Aim of the task
Exactly how many lines of the data below include the string "JSON"? State the number and nothing more.

Exercise inputs
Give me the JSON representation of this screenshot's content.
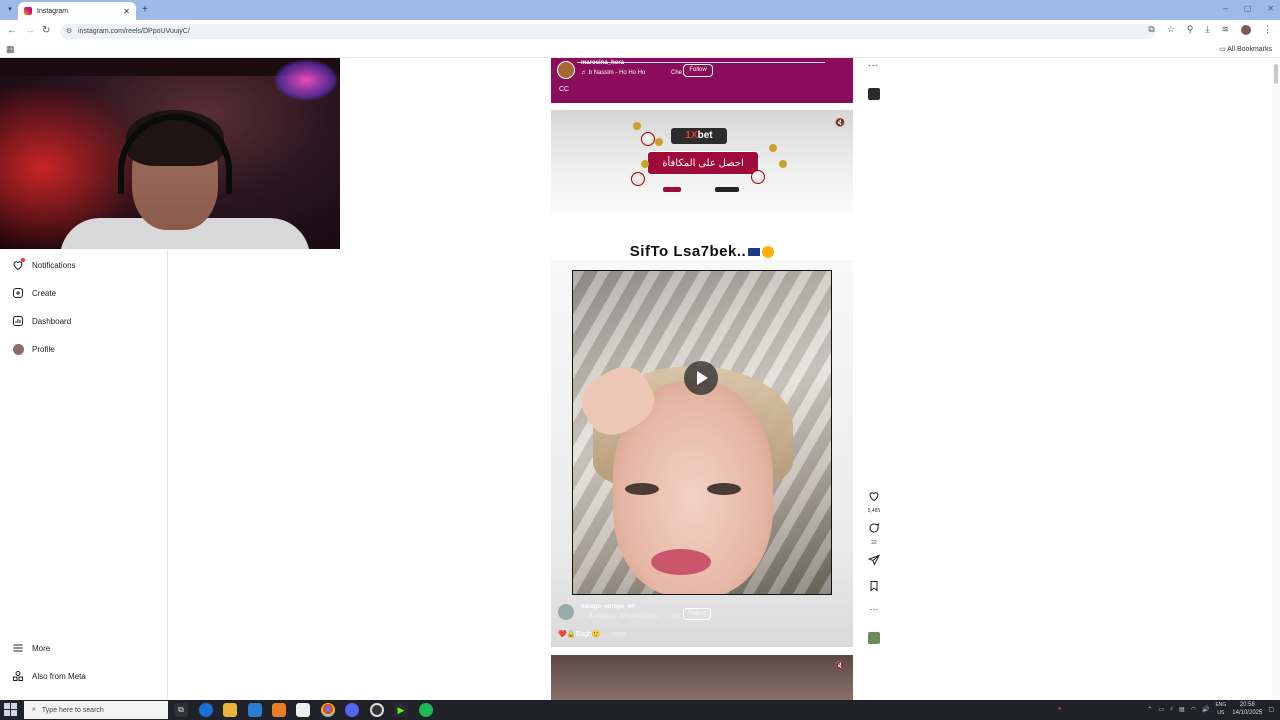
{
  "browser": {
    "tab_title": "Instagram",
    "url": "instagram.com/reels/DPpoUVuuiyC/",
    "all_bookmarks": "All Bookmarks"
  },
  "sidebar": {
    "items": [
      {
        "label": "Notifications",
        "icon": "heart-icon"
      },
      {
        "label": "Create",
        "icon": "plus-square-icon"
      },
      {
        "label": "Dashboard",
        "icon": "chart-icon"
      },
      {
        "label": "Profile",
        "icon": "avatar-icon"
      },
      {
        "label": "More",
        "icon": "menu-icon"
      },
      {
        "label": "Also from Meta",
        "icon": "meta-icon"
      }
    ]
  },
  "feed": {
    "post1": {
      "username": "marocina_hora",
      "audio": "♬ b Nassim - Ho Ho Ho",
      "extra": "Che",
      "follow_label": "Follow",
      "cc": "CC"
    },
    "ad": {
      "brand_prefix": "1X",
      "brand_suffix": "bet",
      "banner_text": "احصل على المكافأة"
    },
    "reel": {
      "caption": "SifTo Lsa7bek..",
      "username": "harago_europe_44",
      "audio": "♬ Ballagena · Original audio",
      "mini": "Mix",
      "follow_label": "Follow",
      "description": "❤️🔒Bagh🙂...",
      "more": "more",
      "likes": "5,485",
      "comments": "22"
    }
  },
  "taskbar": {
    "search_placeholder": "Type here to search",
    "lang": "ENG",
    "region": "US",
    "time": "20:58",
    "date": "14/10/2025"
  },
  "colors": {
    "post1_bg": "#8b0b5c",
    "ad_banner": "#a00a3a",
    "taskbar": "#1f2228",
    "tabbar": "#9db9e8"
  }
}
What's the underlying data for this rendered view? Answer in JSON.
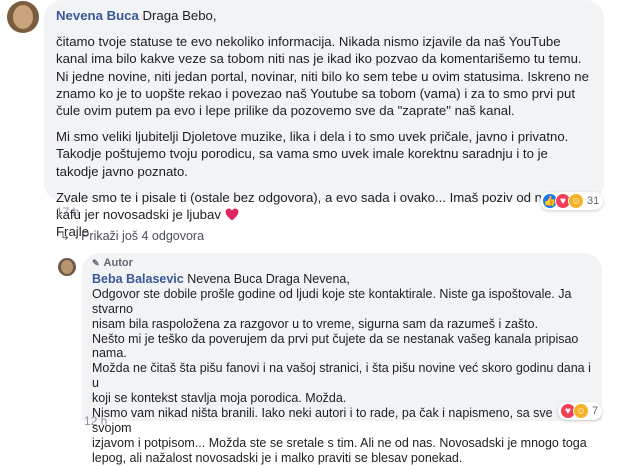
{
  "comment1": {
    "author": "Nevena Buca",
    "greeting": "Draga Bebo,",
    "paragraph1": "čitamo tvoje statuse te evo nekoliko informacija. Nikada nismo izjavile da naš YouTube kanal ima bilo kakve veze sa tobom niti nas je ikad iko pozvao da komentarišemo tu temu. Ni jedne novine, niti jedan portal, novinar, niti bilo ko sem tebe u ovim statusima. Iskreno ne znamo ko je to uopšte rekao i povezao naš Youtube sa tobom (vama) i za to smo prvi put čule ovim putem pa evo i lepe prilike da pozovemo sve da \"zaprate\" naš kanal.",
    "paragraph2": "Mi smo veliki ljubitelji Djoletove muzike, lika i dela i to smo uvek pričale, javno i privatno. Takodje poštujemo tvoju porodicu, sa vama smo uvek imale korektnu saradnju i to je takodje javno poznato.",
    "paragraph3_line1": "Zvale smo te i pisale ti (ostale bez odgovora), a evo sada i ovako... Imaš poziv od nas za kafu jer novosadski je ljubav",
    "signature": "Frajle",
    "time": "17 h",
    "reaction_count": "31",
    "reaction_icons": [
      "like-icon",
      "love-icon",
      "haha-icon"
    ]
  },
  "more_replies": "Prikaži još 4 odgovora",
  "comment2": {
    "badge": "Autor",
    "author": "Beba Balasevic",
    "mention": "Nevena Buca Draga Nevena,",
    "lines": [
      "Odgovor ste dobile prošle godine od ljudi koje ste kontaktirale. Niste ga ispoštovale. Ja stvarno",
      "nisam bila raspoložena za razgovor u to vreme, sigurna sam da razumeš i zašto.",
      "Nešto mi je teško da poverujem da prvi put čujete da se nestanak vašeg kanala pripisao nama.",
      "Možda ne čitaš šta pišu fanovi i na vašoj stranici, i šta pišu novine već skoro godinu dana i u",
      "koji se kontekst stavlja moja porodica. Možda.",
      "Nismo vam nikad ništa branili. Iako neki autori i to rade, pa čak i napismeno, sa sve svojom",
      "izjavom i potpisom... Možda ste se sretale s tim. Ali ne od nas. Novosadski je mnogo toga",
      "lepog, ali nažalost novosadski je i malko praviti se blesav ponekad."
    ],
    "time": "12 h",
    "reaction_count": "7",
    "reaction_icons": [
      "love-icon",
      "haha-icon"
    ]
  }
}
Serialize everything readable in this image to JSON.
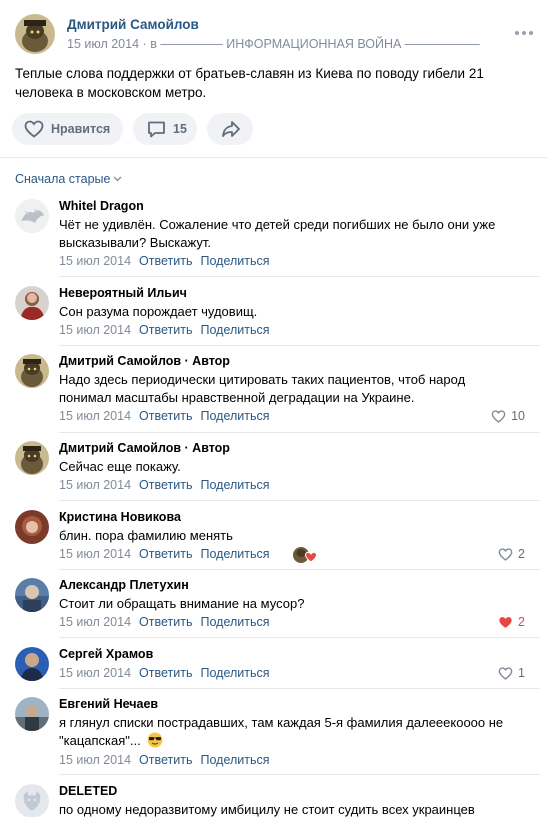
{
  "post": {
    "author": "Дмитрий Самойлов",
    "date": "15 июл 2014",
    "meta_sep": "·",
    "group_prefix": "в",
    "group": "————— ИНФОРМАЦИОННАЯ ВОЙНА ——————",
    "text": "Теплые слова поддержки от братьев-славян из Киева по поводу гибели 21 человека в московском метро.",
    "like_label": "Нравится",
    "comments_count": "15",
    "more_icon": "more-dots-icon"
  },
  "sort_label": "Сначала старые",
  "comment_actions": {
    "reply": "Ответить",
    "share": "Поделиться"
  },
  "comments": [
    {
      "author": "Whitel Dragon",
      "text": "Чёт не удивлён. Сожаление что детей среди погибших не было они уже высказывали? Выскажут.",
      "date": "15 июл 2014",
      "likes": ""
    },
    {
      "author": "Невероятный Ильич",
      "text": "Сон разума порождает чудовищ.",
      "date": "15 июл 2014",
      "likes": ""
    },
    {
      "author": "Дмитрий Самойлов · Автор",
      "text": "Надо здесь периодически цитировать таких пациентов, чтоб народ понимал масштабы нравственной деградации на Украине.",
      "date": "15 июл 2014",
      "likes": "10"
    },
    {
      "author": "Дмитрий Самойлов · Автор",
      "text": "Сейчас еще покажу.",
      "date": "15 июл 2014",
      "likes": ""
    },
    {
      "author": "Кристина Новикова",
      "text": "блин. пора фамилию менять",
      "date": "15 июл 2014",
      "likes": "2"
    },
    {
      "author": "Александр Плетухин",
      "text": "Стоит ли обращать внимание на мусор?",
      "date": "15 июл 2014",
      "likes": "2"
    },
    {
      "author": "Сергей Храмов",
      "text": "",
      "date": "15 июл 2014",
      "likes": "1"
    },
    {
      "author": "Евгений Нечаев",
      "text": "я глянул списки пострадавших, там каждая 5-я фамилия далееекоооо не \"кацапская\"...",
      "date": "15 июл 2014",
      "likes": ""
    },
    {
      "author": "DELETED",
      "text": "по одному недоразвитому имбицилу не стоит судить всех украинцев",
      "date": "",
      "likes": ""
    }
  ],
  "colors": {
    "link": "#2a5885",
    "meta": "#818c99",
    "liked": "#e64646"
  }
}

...

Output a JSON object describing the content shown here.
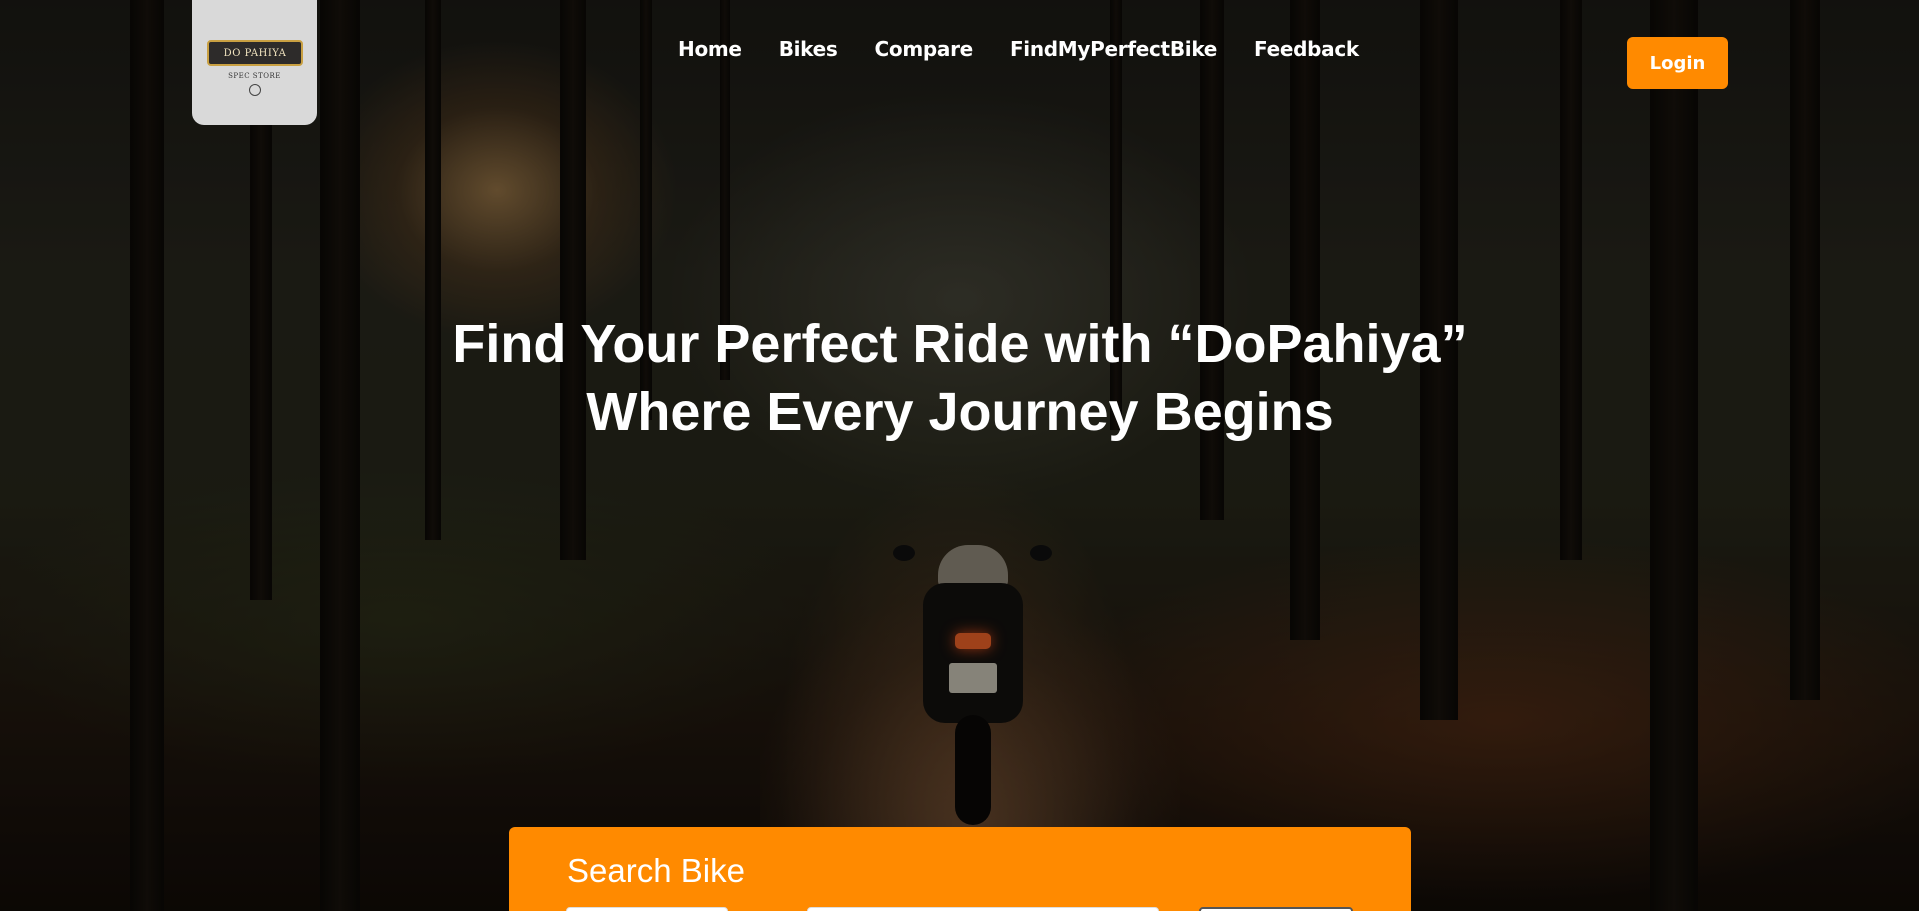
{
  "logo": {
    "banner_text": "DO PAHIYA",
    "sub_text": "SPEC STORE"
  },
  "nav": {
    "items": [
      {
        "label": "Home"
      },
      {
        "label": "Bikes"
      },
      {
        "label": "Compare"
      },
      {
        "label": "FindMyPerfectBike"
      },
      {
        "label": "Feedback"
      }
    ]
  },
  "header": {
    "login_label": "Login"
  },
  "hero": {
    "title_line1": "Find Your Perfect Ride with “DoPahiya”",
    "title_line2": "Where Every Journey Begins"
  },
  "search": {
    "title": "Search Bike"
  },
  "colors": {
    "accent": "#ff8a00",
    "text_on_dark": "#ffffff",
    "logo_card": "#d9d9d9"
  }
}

Exercise answer
4